But enough about you, let’s talk about me- more specifically, about something that’s defined my experience here. For students on the autism spectrum like myself, a regular school day is astronomically more difficult than it is for neurotypical students. For me, much of that difficulty comes down to sensory issues.

While not everyone on the spectrum experiences this, I suffer from heightened hearing that causes everything around me to sound louder than it is; already loud noises such as crowded hallways become even more overwhelming, and quieter noises that other students might not notice, especially the sound of chewing gum, becomes unimaginably painful. When I first arrived at WGHS for Future Leaders, I was overwhelmed by cheering, chanting, and even one student yelling directly into my ear, resulting in me running home crying at the end of a pep rally.

During the classroom sections of Future Leaders, we were asked to list groups of people that felt invisible and write them on a chalkboard. Naturally, I wrote “students with autism” on the board. To my surprise, one of the other students erased what I wrote and replaced it with the word “fish” in an attempt to make a joke that wasn’t funny. I told myself at the time that this wasn’t going to be my high school experience, and I was wrong.

For my entire four-year stay here, I’ve been subjected to more than just noise. I’ve been ignored, mocked, told by teachers that they would do nothing to help, even bullied. When a group of girls approached me twice on the street earlier this year, yelling, “do you want some gum,” and laughing as they drove by, I couldn’t have felt more unwelcome or unsafe at the school.

That’s why I truly appreciate the people who’ve tried to make a difference for me. To Tamara Rodney’s fifth hour African American Literature class, I cannot thank you enough for what you did by adjusting classroom rules to accommodate my sensory issues. Trinity Madison and Charlie Richardson, thank you especially for standing up for me against that one substitute. There’s a community in fifth hour like I’ve never experienced before, and I’m happy to say you all made me feel like I belonged somewhere.
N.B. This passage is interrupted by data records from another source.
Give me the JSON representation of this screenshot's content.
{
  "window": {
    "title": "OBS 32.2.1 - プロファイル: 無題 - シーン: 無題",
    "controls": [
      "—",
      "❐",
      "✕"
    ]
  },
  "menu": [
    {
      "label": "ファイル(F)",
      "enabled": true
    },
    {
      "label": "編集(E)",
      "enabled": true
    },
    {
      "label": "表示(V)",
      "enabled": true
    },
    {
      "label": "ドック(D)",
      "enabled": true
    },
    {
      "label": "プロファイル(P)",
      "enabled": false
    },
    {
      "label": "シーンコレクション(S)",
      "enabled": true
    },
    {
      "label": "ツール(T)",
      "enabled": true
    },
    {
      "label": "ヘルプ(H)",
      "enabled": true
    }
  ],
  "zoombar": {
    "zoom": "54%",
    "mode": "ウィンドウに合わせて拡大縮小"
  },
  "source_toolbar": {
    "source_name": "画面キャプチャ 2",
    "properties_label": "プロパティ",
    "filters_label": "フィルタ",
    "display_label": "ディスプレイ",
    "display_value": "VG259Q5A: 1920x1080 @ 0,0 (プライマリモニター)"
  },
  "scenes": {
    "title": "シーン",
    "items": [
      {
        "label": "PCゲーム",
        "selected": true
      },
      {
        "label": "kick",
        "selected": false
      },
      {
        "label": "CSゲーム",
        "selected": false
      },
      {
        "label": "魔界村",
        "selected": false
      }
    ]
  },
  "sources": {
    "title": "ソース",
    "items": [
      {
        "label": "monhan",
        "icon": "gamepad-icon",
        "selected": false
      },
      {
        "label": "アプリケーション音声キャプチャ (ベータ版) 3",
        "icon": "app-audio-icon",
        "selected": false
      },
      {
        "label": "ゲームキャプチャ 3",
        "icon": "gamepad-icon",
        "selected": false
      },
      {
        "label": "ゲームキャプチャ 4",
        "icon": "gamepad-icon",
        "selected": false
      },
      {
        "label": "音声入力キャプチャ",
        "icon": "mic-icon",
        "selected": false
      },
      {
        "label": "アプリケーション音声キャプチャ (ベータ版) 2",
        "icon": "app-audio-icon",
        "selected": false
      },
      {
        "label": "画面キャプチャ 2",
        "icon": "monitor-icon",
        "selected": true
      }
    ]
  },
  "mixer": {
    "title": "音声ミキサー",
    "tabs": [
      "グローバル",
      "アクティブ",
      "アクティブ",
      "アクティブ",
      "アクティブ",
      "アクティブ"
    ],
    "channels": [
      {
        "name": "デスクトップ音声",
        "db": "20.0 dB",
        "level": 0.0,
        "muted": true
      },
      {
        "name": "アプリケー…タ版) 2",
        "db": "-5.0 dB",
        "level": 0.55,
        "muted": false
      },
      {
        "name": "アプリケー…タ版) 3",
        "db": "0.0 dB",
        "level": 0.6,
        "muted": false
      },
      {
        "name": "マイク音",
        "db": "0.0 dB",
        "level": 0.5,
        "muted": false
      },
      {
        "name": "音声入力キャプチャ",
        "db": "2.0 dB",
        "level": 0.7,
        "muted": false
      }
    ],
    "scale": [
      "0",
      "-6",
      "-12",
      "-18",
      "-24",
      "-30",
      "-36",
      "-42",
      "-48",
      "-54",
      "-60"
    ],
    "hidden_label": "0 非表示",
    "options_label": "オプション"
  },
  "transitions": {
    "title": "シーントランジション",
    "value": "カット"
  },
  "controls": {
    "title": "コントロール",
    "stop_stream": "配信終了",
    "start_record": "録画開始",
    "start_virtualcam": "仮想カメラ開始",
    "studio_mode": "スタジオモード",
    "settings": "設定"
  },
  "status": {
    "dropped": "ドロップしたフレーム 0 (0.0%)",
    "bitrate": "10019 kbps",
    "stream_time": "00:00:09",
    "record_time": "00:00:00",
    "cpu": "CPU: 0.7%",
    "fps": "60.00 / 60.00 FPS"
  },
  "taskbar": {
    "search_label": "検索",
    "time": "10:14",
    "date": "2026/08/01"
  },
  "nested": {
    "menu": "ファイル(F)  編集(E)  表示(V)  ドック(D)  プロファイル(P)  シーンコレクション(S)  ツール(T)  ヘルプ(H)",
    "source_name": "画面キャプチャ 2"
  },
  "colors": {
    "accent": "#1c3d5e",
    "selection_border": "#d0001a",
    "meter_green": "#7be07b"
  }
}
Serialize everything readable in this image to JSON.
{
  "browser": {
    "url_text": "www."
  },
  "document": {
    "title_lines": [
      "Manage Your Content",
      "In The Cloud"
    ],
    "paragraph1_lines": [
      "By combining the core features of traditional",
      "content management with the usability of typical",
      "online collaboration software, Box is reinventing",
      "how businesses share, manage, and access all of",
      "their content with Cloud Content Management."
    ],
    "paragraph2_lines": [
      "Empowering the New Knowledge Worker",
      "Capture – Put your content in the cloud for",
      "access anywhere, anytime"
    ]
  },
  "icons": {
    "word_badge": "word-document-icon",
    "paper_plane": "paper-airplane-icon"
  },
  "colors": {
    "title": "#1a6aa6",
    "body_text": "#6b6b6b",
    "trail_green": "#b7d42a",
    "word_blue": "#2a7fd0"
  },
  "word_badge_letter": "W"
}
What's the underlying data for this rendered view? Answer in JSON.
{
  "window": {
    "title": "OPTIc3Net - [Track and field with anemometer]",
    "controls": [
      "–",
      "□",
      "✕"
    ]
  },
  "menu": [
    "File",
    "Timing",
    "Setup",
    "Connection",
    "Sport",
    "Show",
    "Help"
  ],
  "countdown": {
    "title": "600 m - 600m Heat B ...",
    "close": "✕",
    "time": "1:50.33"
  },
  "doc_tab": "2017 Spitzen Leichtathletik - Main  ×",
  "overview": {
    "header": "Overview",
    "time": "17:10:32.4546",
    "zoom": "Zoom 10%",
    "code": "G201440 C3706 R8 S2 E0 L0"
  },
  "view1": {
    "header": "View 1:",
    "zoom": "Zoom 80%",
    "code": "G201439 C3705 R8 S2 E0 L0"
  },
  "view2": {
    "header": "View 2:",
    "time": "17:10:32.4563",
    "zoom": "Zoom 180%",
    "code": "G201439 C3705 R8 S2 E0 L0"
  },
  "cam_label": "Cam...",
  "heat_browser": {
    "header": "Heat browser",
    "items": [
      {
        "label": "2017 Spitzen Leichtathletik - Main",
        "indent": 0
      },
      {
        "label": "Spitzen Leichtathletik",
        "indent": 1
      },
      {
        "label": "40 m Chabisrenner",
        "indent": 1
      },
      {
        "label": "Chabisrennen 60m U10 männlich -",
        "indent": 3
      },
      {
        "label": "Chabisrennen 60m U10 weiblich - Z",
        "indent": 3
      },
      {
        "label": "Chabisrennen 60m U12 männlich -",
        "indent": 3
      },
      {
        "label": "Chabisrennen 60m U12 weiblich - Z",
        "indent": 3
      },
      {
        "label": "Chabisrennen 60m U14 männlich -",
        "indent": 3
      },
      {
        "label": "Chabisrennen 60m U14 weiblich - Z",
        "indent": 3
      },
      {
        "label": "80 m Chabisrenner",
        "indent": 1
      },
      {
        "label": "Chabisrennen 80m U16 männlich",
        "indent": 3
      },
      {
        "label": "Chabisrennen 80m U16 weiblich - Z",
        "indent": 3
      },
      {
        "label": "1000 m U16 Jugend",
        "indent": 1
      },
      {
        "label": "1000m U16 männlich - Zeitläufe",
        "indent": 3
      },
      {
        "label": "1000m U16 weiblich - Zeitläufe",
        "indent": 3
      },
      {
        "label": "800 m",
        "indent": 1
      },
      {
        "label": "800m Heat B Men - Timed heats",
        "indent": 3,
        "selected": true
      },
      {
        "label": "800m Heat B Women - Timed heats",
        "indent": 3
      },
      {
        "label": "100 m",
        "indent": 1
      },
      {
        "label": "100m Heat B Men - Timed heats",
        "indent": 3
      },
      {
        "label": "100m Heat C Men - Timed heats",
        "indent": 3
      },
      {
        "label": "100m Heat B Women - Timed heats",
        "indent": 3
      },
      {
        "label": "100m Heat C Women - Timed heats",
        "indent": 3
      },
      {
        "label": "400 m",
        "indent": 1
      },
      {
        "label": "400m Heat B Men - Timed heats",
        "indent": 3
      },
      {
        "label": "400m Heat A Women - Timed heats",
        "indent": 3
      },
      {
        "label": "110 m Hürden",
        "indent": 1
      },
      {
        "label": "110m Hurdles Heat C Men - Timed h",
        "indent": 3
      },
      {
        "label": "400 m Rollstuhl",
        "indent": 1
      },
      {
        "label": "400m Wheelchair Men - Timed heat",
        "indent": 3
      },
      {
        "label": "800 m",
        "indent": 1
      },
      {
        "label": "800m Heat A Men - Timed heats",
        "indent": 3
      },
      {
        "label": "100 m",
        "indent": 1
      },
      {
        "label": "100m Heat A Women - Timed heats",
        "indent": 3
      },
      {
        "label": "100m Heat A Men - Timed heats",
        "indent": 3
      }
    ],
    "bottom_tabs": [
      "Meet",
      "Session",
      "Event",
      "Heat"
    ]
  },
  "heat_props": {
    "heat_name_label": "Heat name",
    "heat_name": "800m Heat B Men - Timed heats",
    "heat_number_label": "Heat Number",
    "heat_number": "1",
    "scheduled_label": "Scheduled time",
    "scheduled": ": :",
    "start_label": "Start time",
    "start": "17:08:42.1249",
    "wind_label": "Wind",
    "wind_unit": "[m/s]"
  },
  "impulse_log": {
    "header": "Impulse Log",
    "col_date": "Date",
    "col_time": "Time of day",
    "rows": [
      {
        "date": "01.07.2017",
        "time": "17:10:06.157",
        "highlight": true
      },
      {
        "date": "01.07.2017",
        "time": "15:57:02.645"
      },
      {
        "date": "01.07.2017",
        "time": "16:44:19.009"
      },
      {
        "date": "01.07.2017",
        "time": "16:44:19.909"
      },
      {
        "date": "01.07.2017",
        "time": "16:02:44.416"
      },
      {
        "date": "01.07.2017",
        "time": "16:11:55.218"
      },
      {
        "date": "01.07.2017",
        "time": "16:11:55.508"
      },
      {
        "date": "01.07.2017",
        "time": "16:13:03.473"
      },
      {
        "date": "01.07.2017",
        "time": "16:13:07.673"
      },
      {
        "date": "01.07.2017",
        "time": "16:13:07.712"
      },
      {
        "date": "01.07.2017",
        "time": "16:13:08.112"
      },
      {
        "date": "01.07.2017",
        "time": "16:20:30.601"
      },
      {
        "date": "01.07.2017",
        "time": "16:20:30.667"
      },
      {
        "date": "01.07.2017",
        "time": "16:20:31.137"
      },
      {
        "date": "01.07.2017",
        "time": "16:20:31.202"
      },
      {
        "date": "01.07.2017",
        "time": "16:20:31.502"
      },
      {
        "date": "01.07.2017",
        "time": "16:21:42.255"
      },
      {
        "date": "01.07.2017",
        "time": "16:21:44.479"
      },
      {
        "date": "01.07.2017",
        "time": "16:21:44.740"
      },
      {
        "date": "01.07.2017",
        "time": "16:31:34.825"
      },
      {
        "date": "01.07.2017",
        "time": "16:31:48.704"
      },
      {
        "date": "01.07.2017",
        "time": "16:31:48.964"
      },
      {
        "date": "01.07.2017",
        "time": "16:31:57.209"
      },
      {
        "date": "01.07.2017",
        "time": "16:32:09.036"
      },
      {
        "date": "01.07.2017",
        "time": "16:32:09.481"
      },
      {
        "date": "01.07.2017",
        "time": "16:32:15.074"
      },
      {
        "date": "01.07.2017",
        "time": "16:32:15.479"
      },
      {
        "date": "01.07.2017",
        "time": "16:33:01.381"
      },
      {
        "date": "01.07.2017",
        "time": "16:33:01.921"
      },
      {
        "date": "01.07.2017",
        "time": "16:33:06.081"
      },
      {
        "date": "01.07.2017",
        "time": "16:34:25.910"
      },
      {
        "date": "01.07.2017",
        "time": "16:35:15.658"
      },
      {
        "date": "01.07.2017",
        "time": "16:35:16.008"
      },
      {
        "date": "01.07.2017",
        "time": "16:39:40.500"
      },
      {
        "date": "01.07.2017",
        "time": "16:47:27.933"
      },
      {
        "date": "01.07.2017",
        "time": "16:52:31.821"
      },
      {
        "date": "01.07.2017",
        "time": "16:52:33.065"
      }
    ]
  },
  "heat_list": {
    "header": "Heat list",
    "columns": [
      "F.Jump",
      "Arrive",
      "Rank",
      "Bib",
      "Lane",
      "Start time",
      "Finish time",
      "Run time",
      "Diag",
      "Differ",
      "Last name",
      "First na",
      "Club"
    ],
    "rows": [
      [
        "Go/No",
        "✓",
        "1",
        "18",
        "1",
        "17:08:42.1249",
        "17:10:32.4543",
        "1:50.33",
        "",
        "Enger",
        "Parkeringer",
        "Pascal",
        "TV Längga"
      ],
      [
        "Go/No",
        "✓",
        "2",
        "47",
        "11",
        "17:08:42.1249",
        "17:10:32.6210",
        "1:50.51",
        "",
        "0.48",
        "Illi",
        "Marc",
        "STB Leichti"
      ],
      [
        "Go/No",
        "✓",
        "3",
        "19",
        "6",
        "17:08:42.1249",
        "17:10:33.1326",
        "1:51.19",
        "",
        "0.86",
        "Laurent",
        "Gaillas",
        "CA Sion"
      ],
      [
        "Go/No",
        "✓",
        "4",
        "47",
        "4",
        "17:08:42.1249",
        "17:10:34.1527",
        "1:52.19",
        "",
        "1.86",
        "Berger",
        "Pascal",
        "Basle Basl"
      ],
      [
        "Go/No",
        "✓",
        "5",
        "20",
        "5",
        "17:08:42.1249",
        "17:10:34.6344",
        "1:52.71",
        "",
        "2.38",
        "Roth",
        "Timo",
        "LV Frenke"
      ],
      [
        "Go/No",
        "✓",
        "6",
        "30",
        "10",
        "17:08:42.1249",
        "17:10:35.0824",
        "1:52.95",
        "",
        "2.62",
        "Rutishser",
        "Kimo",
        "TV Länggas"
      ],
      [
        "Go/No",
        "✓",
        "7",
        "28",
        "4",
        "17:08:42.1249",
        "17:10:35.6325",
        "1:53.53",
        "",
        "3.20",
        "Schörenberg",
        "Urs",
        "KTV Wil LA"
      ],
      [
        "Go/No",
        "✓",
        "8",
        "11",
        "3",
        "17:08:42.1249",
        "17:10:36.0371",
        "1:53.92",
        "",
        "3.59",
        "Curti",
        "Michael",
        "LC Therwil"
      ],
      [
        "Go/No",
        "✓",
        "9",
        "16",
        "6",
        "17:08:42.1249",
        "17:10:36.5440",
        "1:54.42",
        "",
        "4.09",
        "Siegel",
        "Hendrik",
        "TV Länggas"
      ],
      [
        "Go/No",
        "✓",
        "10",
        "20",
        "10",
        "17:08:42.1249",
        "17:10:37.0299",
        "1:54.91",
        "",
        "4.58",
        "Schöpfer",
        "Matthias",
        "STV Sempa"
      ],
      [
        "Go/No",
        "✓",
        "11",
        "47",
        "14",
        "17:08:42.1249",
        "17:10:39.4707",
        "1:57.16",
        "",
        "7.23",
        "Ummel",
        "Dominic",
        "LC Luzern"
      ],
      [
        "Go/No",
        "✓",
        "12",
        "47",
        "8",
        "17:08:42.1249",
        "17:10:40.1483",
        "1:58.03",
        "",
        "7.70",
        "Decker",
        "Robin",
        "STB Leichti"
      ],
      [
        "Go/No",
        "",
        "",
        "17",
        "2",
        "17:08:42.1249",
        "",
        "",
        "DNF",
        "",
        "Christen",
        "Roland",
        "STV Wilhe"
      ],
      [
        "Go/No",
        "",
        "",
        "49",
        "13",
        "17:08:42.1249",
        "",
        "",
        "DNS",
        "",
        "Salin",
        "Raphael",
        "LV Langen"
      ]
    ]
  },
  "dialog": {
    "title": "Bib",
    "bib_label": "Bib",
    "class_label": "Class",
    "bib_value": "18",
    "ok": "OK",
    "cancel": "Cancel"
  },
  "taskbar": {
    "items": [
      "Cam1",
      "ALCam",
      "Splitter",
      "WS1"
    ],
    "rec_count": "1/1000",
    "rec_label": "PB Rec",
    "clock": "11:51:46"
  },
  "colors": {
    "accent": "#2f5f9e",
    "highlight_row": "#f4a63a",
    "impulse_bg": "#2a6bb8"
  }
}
I’d like to extend the same gratitude to Jon Petter’s seventh hour AP Psychology class, which I have to say is my favorite class I’ve taken in my last 15+ years of education. The engaging material, the classmates, the atmosphere, and a teacher with a passion for education (not to mention more puns than I can shake a fist at) are one thing, but this was another class where I felt like I belonged because there was a level of respect for everyone.

While we’ve had our emotional moments here today, I feel as though my column will be the least emotional of the bunch. Part of that is because most of my closest friends left for college already- much like what my fellow seniors are feeling, the emotional goodbyes and fears that they’ll never see these friends again. From experience, I can tell you it’s going to be okay.

I’ve had time to learn that my friends, and I will stay in contact. Sure, it hurts like a Pile Driver to the face at first to be away from them, but in an age of technology, it’s easier than ever to keep in touch with people you love. Not everyone stays in touch, but the friends I was most afraid of losing still talk to me every other day.

On the other hand, I’m attending Webster University this fall. I don’t have to say, “You’ll all be in my heart,” because I’ll literally be one block away at any given time. If anyone needs me, I’m sure they can set up a makeshift Bat-Signal to let me know, or alternatively, just contact me like a normal person.

Oh, before I sign off: while I likely won’t pursue journalism, I intend to continue the Electric Retrospective blog with more news, views, and reviews of games. If you’ve enjoyed the last two years of my column, visit to follow my future writing.


Sean Mullins – Technology Columnist

This is Sean’s third year on the ECHO, having contributed to the site during journalism class in his sophomore year and becoming a columnist and blogger in his junior year. Sean writes Electric Retrospective, a column dedicated to gaming editorials and reviews, as well as a blog also titled Electric Retrospective that posts news stories and reviews every Tuesday.


Visit Our Sponsors

right size webster methodist unitedad

Leave a Reply